But while the three cases turned out favorable to children conceived postmortem, there have been a string of cases since then that have not been so generous-the primary one being the case in Florida in which the wife had sperm retrieved from her husband postmortem. The case, Stephen v. Barnhart, is the only one to date in which the decedent's gametes were retrieved after his death rather than voluntarily stored while he was alive, though observers say that fact was irrelevant to the court's decision.

Baird says she found the case in Florida so intriguing, her firm contacted several hospitals in Colorado to see if they retrieve sperm post mortem. She was told they did not.

"Everyone we contacted, and we contacted quite a number, said they hadn't even heard of it," Baird says.

There was another postmortem conception case, out of New York, but the courts in that case allowed the child to be a beneficiary. In that case, the husband froze sperm before he got chemotherapy treatments for cancer. The treatments didn't go well and the man died. The wife used his sperm to have several children. The man had not accounted for these children in his estate plan, so the trust that had been set up for his heirs sought guidance from the court. In the end, the court looked to the man's intent and determined there was enough evidence to say he would have wanted these children to be beneficiaries of his trust.

"It's one thing to have frozen embryos and go through with it. You have cancer, you want your wife to be able to have kids, versus, the wife extracts his sperm without his knowledge," Baird says. "Unless he had some document saying he had always wanted kids no matter what, I think [in the latter case] the court would likely say the child would not be a beneficiary."

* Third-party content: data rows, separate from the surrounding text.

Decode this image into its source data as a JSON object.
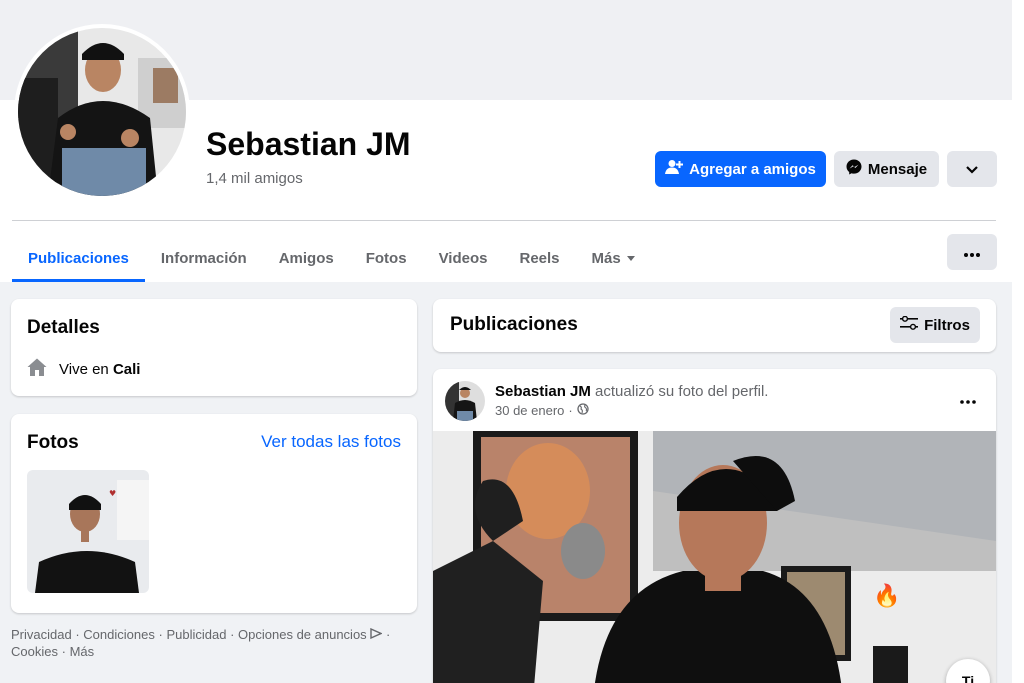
{
  "profile": {
    "name": "Sebastian JM",
    "friends": "1,4 mil amigos"
  },
  "actions": {
    "add_friend": "Agregar a amigos",
    "message": "Mensaje"
  },
  "tabs": [
    {
      "label": "Publicaciones",
      "active": true
    },
    {
      "label": "Información"
    },
    {
      "label": "Amigos"
    },
    {
      "label": "Fotos"
    },
    {
      "label": "Videos"
    },
    {
      "label": "Reels"
    },
    {
      "label": "Más"
    }
  ],
  "details": {
    "title": "Detalles",
    "lives_prefix": "Vive en",
    "city": "Cali"
  },
  "photos": {
    "title": "Fotos",
    "see_all": "Ver todas las fotos"
  },
  "footer": {
    "privacy": "Privacidad",
    "terms": "Condiciones",
    "advertising": "Publicidad",
    "ad_choices": "Opciones de anuncios",
    "cookies": "Cookies",
    "more": "Más",
    "separator": "·"
  },
  "publications": {
    "title": "Publicaciones",
    "filters": "Filtros"
  },
  "post": {
    "author": "Sebastian JM",
    "action": "actualizó su foto del perfil.",
    "date": "30 de enero",
    "separator": "·",
    "photo_action": "Ti"
  },
  "colors": {
    "accent": "#0866ff",
    "background": "#f0f2f5",
    "secondary_text": "#65676b",
    "button_gray": "#e4e6eb"
  },
  "icons": {
    "add_friend": "person-plus-icon",
    "message": "messenger-icon",
    "chevron": "chevron-down-icon",
    "more": "more-dots-icon",
    "home": "home-icon",
    "filters": "sliders-icon",
    "globe": "globe-icon",
    "ad_choices": "ad-choices-icon"
  }
}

In Missouri, there are no laws regarding reproductive technology, and that's actually hurt gay couples, says Dara Strickland, a family law attorney in St. Louis. Strickland had as clients a lesbian couple that decided several years ago to have children together. Each woman conceived a child. But after several years, they broke up, and now one parent doesn't want the other to see her child. The courts allowed that parent to sever ties with the other parent.

"The court in Missouri found there is no room in Missouri law for a child to have two mothers," Strickland says.

Interestingly, Missouri's "contracts laws" are actually very strong, so Strickland helps her clients structure contracts to protect their rights when it comes to the fruit of assisted reproductive technologies. Before the children are born, the genetic material collected is actually considered property. Strickland helped write a contract for one couple, for instance, that bought leftover frozen embryos from another couple that no longer needed them.